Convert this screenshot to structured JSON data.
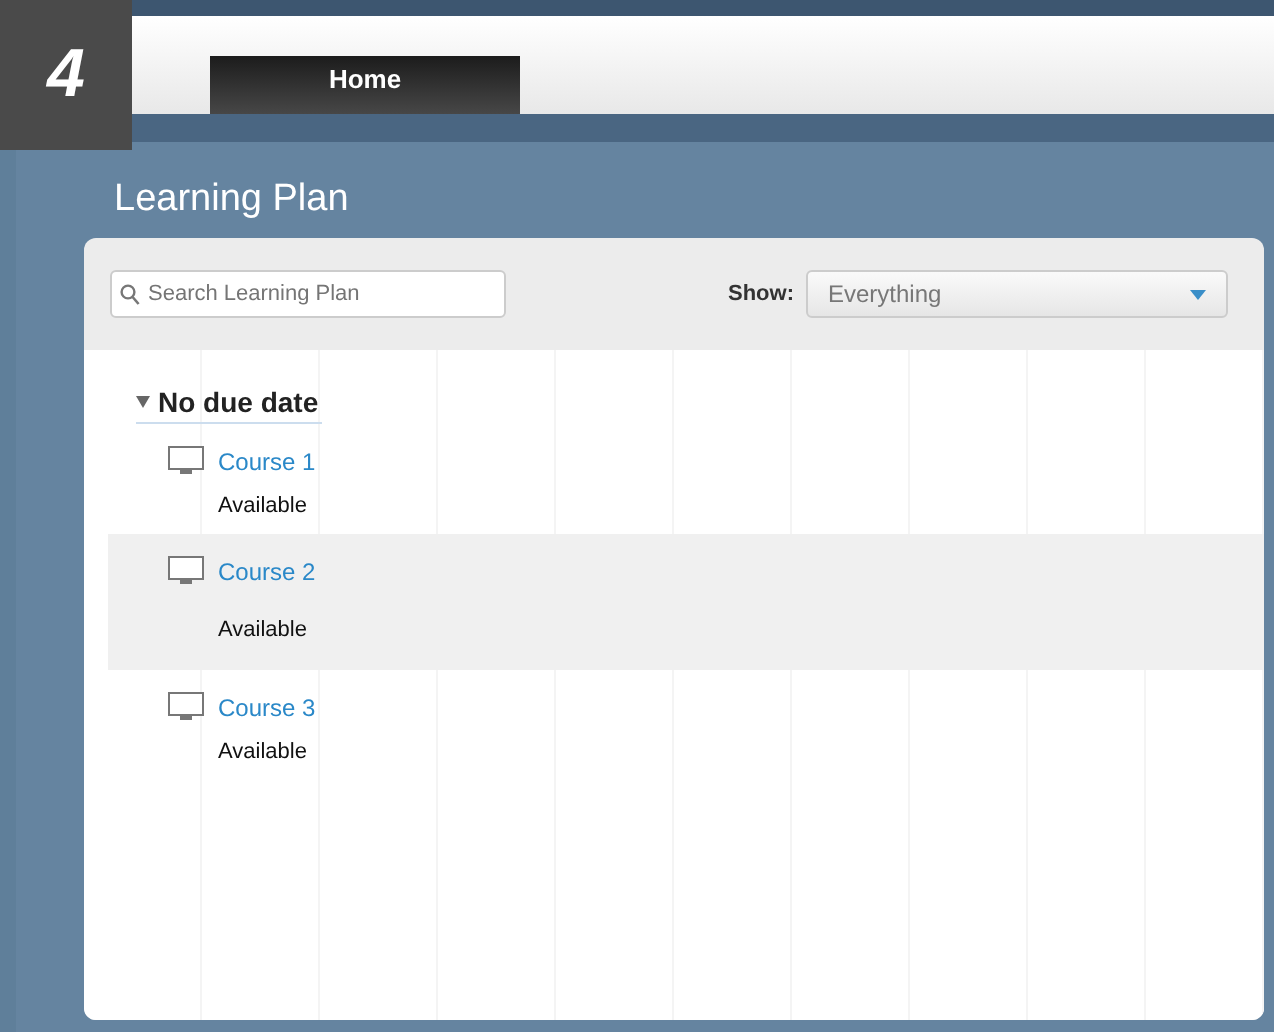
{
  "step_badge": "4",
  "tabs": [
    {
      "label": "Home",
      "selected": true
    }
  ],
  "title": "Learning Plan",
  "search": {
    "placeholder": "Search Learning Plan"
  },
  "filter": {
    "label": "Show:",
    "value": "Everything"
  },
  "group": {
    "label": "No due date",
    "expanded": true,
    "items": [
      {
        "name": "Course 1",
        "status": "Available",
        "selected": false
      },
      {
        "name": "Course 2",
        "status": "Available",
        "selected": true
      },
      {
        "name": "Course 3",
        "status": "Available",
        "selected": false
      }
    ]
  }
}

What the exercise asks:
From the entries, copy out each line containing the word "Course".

Task output:
        "name": "Course 1",
        "name": "Course 2",
        "name": "Course 3",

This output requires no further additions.